In our portfolio, however, we've moved straight to the high end, like the aforementioned Coach. These luxury retailers have an added advantage that they don't supply to the consumers who could potentially be impacted by high energy prices. So they're certainly an important part of our portfolio.
Q: What do you think about the pharmaceutical stocks, and which one (or ones) do you recommend?
A: Great question. I think that pharmaceuticals have not offered investors the defensiveness they used to.... They still face challenges like patent expirations, patent challenges, and political dynamics. Given the last two years of underperformance in drug stocks, and weak sentiment in the sector, however, we believe the tide could turn.

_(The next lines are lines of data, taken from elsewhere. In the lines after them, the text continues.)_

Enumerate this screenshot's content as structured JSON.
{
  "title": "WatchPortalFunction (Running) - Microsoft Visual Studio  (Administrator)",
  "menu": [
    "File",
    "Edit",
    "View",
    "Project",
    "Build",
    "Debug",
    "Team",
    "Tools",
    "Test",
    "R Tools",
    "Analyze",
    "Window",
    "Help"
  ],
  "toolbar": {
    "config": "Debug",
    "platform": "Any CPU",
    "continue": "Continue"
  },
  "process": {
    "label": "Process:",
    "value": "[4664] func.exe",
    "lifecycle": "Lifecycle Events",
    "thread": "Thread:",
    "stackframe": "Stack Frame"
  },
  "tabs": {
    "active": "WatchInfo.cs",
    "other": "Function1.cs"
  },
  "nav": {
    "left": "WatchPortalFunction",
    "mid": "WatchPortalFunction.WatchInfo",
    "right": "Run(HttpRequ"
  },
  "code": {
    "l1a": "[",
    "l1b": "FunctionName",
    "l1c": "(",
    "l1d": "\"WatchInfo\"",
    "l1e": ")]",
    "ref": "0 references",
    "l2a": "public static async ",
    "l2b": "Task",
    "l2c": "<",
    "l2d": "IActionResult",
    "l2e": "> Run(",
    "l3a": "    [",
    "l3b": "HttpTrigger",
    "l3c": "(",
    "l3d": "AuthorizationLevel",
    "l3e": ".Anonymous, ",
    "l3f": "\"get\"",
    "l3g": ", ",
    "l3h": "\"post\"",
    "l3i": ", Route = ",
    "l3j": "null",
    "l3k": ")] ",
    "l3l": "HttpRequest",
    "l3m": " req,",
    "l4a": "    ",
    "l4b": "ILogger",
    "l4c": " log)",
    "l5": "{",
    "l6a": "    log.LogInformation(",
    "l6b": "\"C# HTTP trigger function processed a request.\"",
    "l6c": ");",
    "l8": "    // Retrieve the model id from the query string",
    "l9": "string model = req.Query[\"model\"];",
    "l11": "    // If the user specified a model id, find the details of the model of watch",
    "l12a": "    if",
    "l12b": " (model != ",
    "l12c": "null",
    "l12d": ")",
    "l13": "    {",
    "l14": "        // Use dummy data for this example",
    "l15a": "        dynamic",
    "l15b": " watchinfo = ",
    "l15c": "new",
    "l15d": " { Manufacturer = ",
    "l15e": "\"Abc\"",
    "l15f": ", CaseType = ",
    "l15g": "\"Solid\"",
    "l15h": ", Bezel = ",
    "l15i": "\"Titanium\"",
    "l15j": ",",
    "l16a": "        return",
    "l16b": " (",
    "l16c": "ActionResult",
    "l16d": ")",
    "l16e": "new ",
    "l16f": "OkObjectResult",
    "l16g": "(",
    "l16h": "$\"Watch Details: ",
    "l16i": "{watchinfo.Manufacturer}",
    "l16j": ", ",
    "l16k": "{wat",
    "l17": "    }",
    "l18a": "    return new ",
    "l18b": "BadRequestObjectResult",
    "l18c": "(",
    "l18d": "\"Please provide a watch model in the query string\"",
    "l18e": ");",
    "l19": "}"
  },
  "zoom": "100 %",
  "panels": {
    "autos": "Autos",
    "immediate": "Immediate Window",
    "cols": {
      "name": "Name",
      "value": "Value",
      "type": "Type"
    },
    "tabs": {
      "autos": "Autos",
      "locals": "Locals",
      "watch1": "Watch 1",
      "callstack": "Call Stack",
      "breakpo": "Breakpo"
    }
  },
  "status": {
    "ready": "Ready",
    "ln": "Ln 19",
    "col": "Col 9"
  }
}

Revenue growth has been soft in the area for the last few years, but the new Medicare drug benefits and the aging population will benefit these companies. The risks will never go away, but the fact that these companies trade in line with valuations of their European and Asian counterparts (where the industry is, for the most part, socialized) reflects the worst-case scenarios priced in. This year, we got some clarity regarding the tort liability that these companies face, and the sector's performed better since the FDA advisory panel that ruled on the Cox-2 inhibitors weighed in on their views regarding liability...we like the sector.
A standout is Wyeth (WYE). They have much less near-term generic exposure vs. their peers. The company has exceeded expectations and will continue to do so as margins exceed expectations. The company is also adequately reserved for remaining liabilities with regard to diet drugs, after recent legislation clarified limits.
Q: Jeff, how would you sum up the strategy a long-term investor should
A: We're embarking on a new stage in the evolution of the capital markets. The strategies that worked well over the last 10 to 20 years might not be successful in the years ahead. The returns in the capital markets are likely to be lower than they've been in the last few years, given the decline in interest rates is behind us.
A long-term buy-and-hold mentality that worked so well in the '90s might not work as well in the 2000s. A more tactical approach to investing might be required to generate superior results. That means that active investors may be able to outperform the indexes for the first time in a long time. On behalf of the industry of professional money mangers, we're certainly looking forward to that.